- In the first week, 10g creatine monohydrate with 30g glucose mixed in 300ml water, once on empty stomach (hopefully in morning) and second dose is immediately post workout. The two doses are kept at least 6 hours apart.
- The second week, we bring it down to 5g creatine monohydrate with 30g glucose mixed in 200ml water, same way twice a day.
- Third week onwards, you can go on maintenance phase, only one dose is required of 5g creatine monohydrate with 30g glucose mixed in 200ml water and that happens post workout.
- Earlier it was taken pre workout thinking that it will help in current workout. This is not how it works. If you have worked out chest muscles today, the creatine you saturate it with today post workout, will be used in next chest workout, not even the next day leg workout. 30g Glucose is enough to cause insulin spike and take creatine inside muscle cells. More glucose is not required.
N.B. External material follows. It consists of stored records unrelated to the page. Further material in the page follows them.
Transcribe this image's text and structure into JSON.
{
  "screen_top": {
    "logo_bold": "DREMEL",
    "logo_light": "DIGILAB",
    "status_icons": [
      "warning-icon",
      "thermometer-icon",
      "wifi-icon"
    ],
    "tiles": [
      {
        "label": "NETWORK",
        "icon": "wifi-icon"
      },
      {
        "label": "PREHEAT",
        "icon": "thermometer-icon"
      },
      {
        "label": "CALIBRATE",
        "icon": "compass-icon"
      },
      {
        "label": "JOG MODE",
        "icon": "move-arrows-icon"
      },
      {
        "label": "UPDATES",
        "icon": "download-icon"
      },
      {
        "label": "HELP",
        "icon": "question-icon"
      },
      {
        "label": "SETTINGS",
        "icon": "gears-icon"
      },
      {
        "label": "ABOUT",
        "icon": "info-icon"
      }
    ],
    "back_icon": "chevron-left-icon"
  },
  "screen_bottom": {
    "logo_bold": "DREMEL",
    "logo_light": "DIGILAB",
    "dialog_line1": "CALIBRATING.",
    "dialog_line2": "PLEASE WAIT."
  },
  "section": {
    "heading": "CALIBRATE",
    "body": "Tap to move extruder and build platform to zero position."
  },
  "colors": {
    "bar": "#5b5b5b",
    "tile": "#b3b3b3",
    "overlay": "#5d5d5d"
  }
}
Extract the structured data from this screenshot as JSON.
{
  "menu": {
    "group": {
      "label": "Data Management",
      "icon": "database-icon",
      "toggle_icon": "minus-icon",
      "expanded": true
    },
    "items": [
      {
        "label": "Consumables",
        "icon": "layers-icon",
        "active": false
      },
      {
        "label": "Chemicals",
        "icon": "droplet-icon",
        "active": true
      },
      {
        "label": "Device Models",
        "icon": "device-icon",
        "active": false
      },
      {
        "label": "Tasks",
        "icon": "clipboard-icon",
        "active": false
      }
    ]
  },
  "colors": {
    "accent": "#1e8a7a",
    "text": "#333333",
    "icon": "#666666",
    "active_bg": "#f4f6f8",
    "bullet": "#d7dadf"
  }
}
The maintenance phase can continue till the time the person is keeping up with the intense workout. Earlier it was believed that a month of abstinence from supplementation is necessary after 2 months to ensure that the natural creatine production is not stopped by body. However, it has been found that, body does not shut down its own production permanently. And any time supplementation is stopped, it begins producing creatine as it normally does.
Important points on Creatine Supplementation:
- Creatine is very unstable in nature. Consume it mixed in room temperature water (not cold or hot) and drink it as soon as you have properly mixed it in water and glucose. Don’t mix it or keep it for too long.
- Do not use fruit juices, as acidic content of preserved juices can destroy the unstable creatine and also the exact glucose content of these juices is not known. They might not cause the required insulin spike.
- Keep the creatine container away from sunlight or moisture. Heat as well as humidity can destroy it.
- Make sure that you are taking it every day. Missed days have an effect on the creatine saturation level and the workout intensities will suffer.
- Creatine is used for fueling short span, highly intense power movements. If your objective is to run a marathon, which is a long duration less intense exercise, creatine supplementation won’t help. Beta Alanine would be better supplement and must be started months in advance.
- With creatine supplementation, make sure you drink more water. Creatine supplementation needs high water intake throughout the day. If the body is not hydrated enough, it would lead to muscle cramps, dehydration and heat intolerance. The water intake is decided for each individual depending upon many factors like level of intensity, protein intake, metabolism, etc.
- This is a part of designing an effective nutrition plan. Discuss your creatine supplementation with your nutritionist and how diet is to be changed in regard to creatine supplementation. Also inform about all medications that you are taking.
Side Effects of Creatine Supplementation
- If your kidneys are fine and your supplementation is proper (no overdosing), there should not be any side effects.
- There might be slightly upset gut with diarrhoea if the creatine used is of inferior quality, or if it has not mixed well with water or you mixed it in less water.
- Creatine is a cell volumizer and pulls in water giving hydrating effect, which creates anabolic environment in muscle cells. If water intake has not been proper or if high caffeine or alcohol intake is there, it would cause muscle cramp, heat intolerance and dehydration. Keep up the water supply and refrain from caffeine/alcohol consumption.
- Creatine is one of the most trusted and widely used supplement. Very rarely are its serious side effects reported. If at all you experience some allergic reactions, cease the loading immediately and visit a doctor.
Remember, creatine supplementation is magic. But this magic works only when you are at an advance level of training, with scientific nutrition at par with the workouts and when you have the passion to train like a champion. I wish, you bring out that champion in you and live your life at an extraordinary level. Amen!